by Julie Dodd
Teaching online continues to grow as an integral part of college curriculum.
Rob Marino records a video lecture for Writing for Mass Communication. Mario recorded the lectures in the University of Florida’s Center for Instructional Technology and Training.
Almost every college instructor uses some online element even in face-to-face classes. Instructors use course management systems (CMS) to send announcements to their students or to collect and return graded assignments.
Some courses are hybrid or blended, with instructors using online components to replace what would have been conducted in class – giving quizzes or having students work with a partner or team online.
Virtual office hours can be held in an online chat room, giving students the opportunity to ask questions and receive feedback without having to deal with all the logistics involved in going to campus for face-to-face office hours.
If you talk with undergraduate students, many will report having taken at least one completely online course. According to Babson Survey Research Group’s “Online Report Card: Tracking online education in the Unites States,” about 5.8 million college students were taking at least one online course during fall semester 2014, and the number continues to increase.
Rob Marino and I met to talk about our experiences in teaching online. Marino has been teachng online courses at College of Central Florida since 2013 and at the University of Florida for two years. In addition to his class teaching, Marino is the adviser of Patriot Press, the CFC newspaper. Marino was selected as the 2017 Distinguished 2-year Newspaper Adviser by the College Media Association.
I developed the online version of Multimedia Writing for the University of Florida online degree in Public Relations. I had taught face-to-face for a number of years. I received the Online Excellence Education Award for “Instructional Design” in 2017.

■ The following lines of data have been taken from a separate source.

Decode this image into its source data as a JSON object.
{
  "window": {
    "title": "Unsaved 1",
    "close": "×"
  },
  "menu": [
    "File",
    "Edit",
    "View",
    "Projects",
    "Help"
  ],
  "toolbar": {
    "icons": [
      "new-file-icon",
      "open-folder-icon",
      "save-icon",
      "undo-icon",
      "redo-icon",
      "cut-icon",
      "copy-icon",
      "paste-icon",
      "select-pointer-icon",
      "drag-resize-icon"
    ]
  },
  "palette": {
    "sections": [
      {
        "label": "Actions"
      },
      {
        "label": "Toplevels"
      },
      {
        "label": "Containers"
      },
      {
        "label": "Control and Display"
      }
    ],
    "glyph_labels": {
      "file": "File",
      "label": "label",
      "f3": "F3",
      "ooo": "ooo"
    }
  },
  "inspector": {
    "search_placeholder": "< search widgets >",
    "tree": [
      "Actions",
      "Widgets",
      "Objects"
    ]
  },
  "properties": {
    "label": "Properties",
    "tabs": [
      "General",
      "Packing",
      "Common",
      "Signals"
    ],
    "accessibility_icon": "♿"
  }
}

I aked Marino to talk about his four years of teaching online courses.